Quote of the Day: Tapping into Our Own Wisdom


Surely, this Instruction which I enjoin upon you this day is not too baffling for you, nor is it beyond reach. It is not in the heavens, that you should say, “Who among us can go up to the heavens and get it for us and impart it to us, that we may observe it?” Neither is it beyond the sea, that you should say, “Who among us can cross to the other side of the sea and get it for us and impart it to us, that we may observe it?” No, the thing is very close to you, in your mouth and in your heart, to observe it.
— Moses, Deut. 30, 11-14

When I first read this Bible portion, I was deeply moved and encouraged. Even a novice like me, who was still getting her feet wet in the Jewish tradition, could count on exploring and understanding the Bible. A book that had always seemed unapproachable and difficult to parse was intended to be accessible! I didn’t have to be an observant Jew (although what I do observe helps me), a Hebrew or Biblical scholar. I simply had to be willing to dive deep with my Torah study friends to see what G-d wanted to teach me and desired for me to know. Grasping that truth has been very gratifying.

But in addition to realizing how I could pursue understanding the Torah, I realized that, in truth, it was a guideline for living my life, not just in a general sense, but in every moment of my life. And I don’t mean just applying the laws of Torah to my concerns and decisions, but to believe that life, in the best sense of the word, offers me the opportunity to learn and grow in so many ways.

Photo: Stella O’Malley

In this episode of Take Back Our Schools, Beth and Andrew welcome psychotherapist and author Stella O’Malley to talk about the exploding number of teenage girls with gender dysphoria. Stella shares her own difficult childhood experiences growing up thinking she should be a boy and describes her journey to a career in psychotherapy. She talks about why she thinks girls are susceptible to social contagion and the role that both schools and social media play. Stella also illustrates why so few psychologists are willing to speak out on the alarming trends of gender dysphoria affecting girls and young women but shares her own optimism that the truth will eventually win out.

Joe Biden Supporter Takes Action Against the MAGA Threat


Joe Biden warned that Republicans who want to make America great again are “a clear and present danger” to American democracy. That his political opponents represent “a threat to our personal rights, to the pursuit of justice, to the rule of law, to the very soul of this country.”

His message got through. A North Dakota man has been arrested and charged with vehicular homicide after intentionally killing a teenager with his vehicle just because the teen is a Republican.

Six Days in Oregon, “Let’er Buck”


My wife and I have spent the last six days on the east side of the Cascades. We made the 235-mile trip from our home on the west side of the Cascades to get together with my university mates. We have known each other for about 50 years.

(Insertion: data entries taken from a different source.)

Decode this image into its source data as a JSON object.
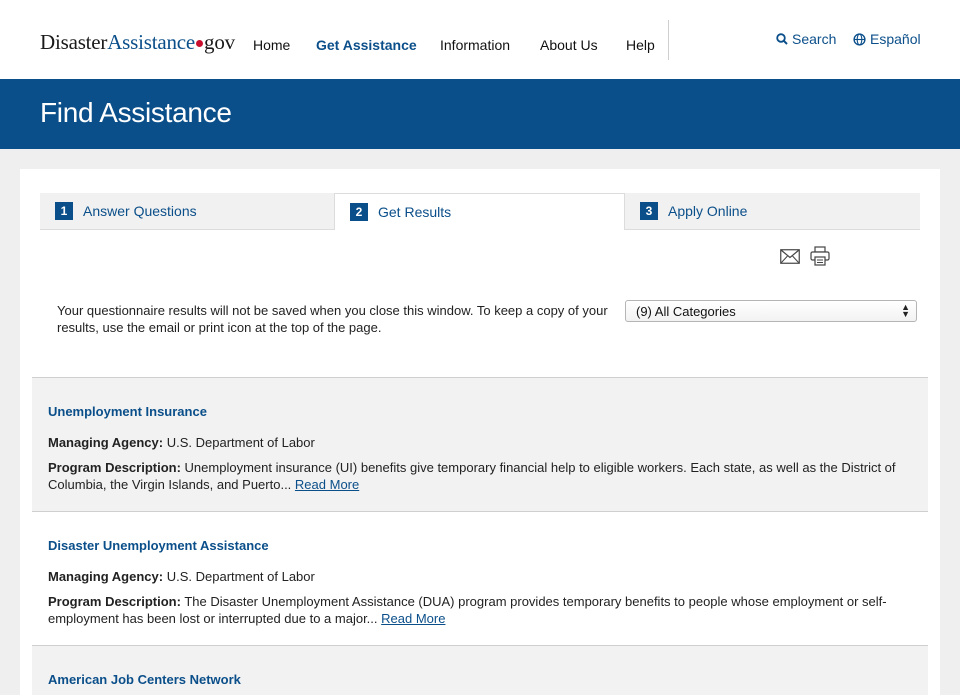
{
  "header": {
    "logo": {
      "part1": "Disaster",
      "part2": "Assistance",
      "part3": "gov"
    },
    "nav": [
      {
        "label": "Home"
      },
      {
        "label": "Get Assistance"
      },
      {
        "label": "Information"
      },
      {
        "label": "About Us"
      },
      {
        "label": "Help"
      }
    ],
    "search_label": "Search",
    "language_label": "Español"
  },
  "banner": {
    "title": "Find Assistance"
  },
  "steps": [
    {
      "number": "1",
      "label": "Answer Questions"
    },
    {
      "number": "2",
      "label": "Get Results"
    },
    {
      "number": "3",
      "label": "Apply Online"
    }
  ],
  "notice": "Your questionnaire results will not be saved when you close this window. To keep a copy of your results, use the email or print icon at the top of the page.",
  "category_select": {
    "value": "(9) All Categories"
  },
  "results": [
    {
      "title": "Unemployment Insurance",
      "agency_label": "Managing Agency:",
      "agency": "U.S. Department of Labor",
      "description_label": "Program Description:",
      "description": "Unemployment insurance (UI) benefits give temporary financial help to eligible workers. Each state, as well as the District of Columbia, the Virgin Islands, and Puerto...",
      "read_more": "Read More"
    },
    {
      "title": "Disaster Unemployment Assistance",
      "agency_label": "Managing Agency:",
      "agency": "U.S. Department of Labor",
      "description_label": "Program Description:",
      "description": "The Disaster Unemployment Assistance (DUA) program provides temporary benefits to people whose employment or self-employment has been lost or interrupted due to a major...",
      "read_more": "Read More"
    },
    {
      "title": "American Job Centers Network"
    }
  ],
  "colors": {
    "brand_blue": "#0b4f8a",
    "accent_red": "#c8102e"
  },
  "icons": [
    "search-icon",
    "globe-icon",
    "email-icon",
    "print-icon"
  ]
}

We all know each other’s children, their spouses, and all the grandchildren as well.

Driving through the Columbia River Gorge and then across the rolling hills of Oregon wheat country is a great beginning for time together that included two days at the Pendleton Round-Up. The Round-Up has been celebrated for 112 years in Pendleton. A one-week party that features individuals who know how to sit a horse and a look at a different way of life in what some call flyover country.